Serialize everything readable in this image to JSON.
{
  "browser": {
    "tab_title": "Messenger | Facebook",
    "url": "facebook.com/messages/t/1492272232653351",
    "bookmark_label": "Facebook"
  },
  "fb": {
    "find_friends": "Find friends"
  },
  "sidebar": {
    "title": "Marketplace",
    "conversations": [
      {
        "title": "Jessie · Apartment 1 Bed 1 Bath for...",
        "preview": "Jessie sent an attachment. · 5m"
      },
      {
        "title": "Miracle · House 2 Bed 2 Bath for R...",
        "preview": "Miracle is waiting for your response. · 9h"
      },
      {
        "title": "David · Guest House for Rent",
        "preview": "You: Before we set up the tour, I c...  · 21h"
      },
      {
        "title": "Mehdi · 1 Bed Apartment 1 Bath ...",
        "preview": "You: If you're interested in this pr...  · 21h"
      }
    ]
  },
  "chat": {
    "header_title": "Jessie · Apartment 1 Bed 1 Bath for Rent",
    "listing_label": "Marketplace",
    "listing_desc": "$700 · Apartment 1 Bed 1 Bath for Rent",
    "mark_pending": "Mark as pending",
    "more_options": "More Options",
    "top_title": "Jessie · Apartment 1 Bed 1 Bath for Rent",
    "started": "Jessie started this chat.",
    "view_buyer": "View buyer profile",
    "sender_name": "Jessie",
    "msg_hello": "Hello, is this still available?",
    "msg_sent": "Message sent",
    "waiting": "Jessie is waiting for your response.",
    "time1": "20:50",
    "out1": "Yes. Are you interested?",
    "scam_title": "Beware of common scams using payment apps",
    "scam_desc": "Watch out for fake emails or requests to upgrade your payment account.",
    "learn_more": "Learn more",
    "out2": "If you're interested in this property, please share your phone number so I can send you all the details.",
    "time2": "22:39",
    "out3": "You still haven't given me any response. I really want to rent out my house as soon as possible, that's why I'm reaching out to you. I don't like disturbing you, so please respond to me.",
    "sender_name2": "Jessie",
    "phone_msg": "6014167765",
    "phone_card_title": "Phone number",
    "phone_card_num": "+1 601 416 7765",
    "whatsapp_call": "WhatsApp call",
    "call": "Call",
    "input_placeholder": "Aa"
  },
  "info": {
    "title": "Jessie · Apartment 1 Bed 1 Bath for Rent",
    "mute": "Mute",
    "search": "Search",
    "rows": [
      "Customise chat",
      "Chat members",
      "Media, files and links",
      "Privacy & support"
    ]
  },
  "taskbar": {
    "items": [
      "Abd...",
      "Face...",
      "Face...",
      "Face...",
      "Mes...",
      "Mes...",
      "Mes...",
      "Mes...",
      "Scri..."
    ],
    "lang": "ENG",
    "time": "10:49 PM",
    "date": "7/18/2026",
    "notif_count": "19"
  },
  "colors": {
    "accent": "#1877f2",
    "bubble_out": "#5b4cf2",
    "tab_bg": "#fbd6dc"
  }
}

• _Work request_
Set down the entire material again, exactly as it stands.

• _Result below_
Serialize everything readable in this image to JSON.
{
  "browser": {
    "tab_title": "Messenger | Facebook",
    "url": "facebook.com/messages/t/1492272232653351",
    "bookmark_label": "Facebook"
  },
  "fb": {
    "find_friends": "Find friends"
  },
  "sidebar": {
    "title": "Marketplace",
    "conversations": [
      {
        "title": "Jessie · Apartment 1 Bed 1 Bath for...",
        "preview": "Jessie sent an attachment. · 5m"
      },
      {
        "title": "Miracle · House 2 Bed 2 Bath for R...",
        "preview": "Miracle is waiting for your response. · 9h"
      },
      {
        "title": "David · Guest House for Rent",
        "preview": "You: Before we set up the tour, I c...  · 21h"
      },
      {
        "title": "Mehdi · 1 Bed Apartment 1 Bath ...",
        "preview": "You: If you're interested in this pr...  · 21h"
      }
    ]
  },
  "chat": {
    "header_title": "Jessie · Apartment 1 Bed 1 Bath for Rent",
    "listing_label": "Marketplace",
    "listing_desc": "$700 · Apartment 1 Bed 1 Bath for Rent",
    "mark_pending": "Mark as pending",
    "more_options": "More Options",
    "top_title": "Jessie · Apartment 1 Bed 1 Bath for Rent",
    "started": "Jessie started this chat.",
    "view_buyer": "View buyer profile",
    "sender_name": "Jessie",
    "msg_hello": "Hello, is this still available?",
    "msg_sent": "Message sent",
    "waiting": "Jessie is waiting for your response.",
    "time1": "20:50",
    "out1": "Yes. Are you interested?",
    "scam_title": "Beware of common scams using payment apps",
    "scam_desc": "Watch out for fake emails or requests to upgrade your payment account.",
    "learn_more": "Learn more",
    "out2": "If you're interested in this property, please share your phone number so I can send you all the details.",
    "time2": "22:39",
    "out3": "You still haven't given me any response. I really want to rent out my house as soon as possible, that's why I'm reaching out to you. I don't like disturbing you, so please respond to me.",
    "sender_name2": "Jessie",
    "phone_msg": "6014167765",
    "phone_card_title": "Phone number",
    "phone_card_num": "+1 601 416 7765",
    "whatsapp_call": "WhatsApp call",
    "call": "Call",
    "input_placeholder": "Aa"
  },
  "info": {
    "title": "Jessie · Apartment 1 Bed 1 Bath for Rent",
    "mute": "Mute",
    "search": "Search",
    "rows": [
      "Customise chat",
      "Chat members",
      "Media, files and links",
      "Privacy & support"
    ]
  },
  "taskbar": {
    "items": [
      "Abd...",
      "Face...",
      "Face...",
      "Face...",
      "Mes...",
      "Mes...",
      "Mes...",
      "Mes...",
      "Scri..."
    ],
    "lang": "ENG",
    "time": "10:49 PM",
    "date": "7/18/2026",
    "notif_count": "19"
  },
  "colors": {
    "accent": "#1877f2",
    "bubble_out": "#5b4cf2",
    "tab_bg": "#fbd6dc"
  }
}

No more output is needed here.